Pete McCrary, launched Tattoo Oct '10.
Posts: 116
Joined: Wed Sep 16, 2009 7:09 pm
Location: Manassas, Virginia, USA

Re: Tabernacle / bulkhead failures & fixes . .

Postby John C. Harris on Tue Jul 30, 2019 3:12 pm

Very early on, PocketShip #1 had a crack in the tabernacle somewhat like the above. The boat got moved on its trailer with the mast folded down horizontal, but not lashed to the gallows. The masthead slid to one side, wrenched the tabernacle, and caused a split.

I put some epoxy in the split and sailed the rest of the season. Later I added some small 1/8th-inch aluminum plates at the top of the tabernacle in way of the pivot bolt:

PocketShip Tabernacle.jpg
PocketShip Tabernacle.jpg (1.16 MiB) Viewed 1984 times

PocketShip #1's tabernacle is built significantly lighter than all production models (3/4" wood instead of 1"). I've been trying to get that tabernacle to tear off the bulkhead since 2008 and haven't managed it yet. And, in her new career as a PHRF racer, PocketShip #1 is now fitted with a considerably larger rig and subjected to all kinds of abuse!
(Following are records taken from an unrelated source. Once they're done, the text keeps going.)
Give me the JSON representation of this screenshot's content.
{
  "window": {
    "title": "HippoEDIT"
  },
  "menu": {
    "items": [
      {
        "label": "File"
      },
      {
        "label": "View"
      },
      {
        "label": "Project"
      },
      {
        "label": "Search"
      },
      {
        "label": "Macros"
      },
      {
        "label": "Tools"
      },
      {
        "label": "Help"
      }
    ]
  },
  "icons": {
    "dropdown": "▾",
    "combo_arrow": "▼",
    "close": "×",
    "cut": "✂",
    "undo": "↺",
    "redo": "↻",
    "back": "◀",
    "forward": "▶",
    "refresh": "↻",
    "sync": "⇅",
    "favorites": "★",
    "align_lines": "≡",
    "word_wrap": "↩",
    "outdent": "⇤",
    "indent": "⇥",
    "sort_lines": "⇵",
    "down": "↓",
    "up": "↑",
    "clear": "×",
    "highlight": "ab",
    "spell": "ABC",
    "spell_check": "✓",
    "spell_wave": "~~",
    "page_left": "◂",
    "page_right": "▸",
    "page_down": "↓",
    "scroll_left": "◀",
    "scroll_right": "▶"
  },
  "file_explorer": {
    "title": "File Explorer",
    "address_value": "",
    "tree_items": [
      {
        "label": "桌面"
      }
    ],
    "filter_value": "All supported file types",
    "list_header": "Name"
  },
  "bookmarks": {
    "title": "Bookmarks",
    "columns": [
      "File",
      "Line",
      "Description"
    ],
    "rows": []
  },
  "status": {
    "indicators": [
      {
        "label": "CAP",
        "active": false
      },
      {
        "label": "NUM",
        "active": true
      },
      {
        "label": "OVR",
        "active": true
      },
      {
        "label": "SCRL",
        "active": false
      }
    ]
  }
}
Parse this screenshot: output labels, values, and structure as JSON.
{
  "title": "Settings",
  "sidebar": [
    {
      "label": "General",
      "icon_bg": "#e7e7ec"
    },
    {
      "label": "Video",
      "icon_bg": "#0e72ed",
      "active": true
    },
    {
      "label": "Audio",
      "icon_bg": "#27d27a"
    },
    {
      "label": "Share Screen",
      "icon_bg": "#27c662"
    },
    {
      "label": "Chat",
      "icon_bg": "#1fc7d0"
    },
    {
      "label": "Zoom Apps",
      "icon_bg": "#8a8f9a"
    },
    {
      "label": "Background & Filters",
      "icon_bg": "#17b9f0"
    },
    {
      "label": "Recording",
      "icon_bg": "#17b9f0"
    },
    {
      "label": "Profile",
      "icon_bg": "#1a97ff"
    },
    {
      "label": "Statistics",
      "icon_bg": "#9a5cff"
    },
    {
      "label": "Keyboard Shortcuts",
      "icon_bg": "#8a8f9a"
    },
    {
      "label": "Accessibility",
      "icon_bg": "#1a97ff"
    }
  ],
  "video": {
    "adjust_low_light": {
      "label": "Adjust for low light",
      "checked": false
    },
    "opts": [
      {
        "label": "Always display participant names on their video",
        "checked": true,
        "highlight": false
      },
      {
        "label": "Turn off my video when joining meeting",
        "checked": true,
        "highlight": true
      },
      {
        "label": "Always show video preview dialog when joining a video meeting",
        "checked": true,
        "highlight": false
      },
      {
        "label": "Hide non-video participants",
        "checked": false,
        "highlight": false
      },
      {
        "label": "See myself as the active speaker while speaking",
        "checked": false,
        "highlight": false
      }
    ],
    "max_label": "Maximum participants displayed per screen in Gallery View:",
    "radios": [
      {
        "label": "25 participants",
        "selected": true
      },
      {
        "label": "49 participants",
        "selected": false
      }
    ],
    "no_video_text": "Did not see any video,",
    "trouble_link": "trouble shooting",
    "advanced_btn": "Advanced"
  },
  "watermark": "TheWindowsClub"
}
Set up the shrouds so that the mast can't pivot forward and cantilever itself against the tabernacle, and you'll never have trouble.

PocketShip Racing 0619.jpg
PocketShip Racing 0619.jpg (166.7 KiB) Viewed 1987 times
John C. Harris
Posts: 182
Joined: Thu Feb 05, 2009 12:39 pm


Return to PocketShip Forum

Who is online

Users browsing this forum: No registered users and 3 guests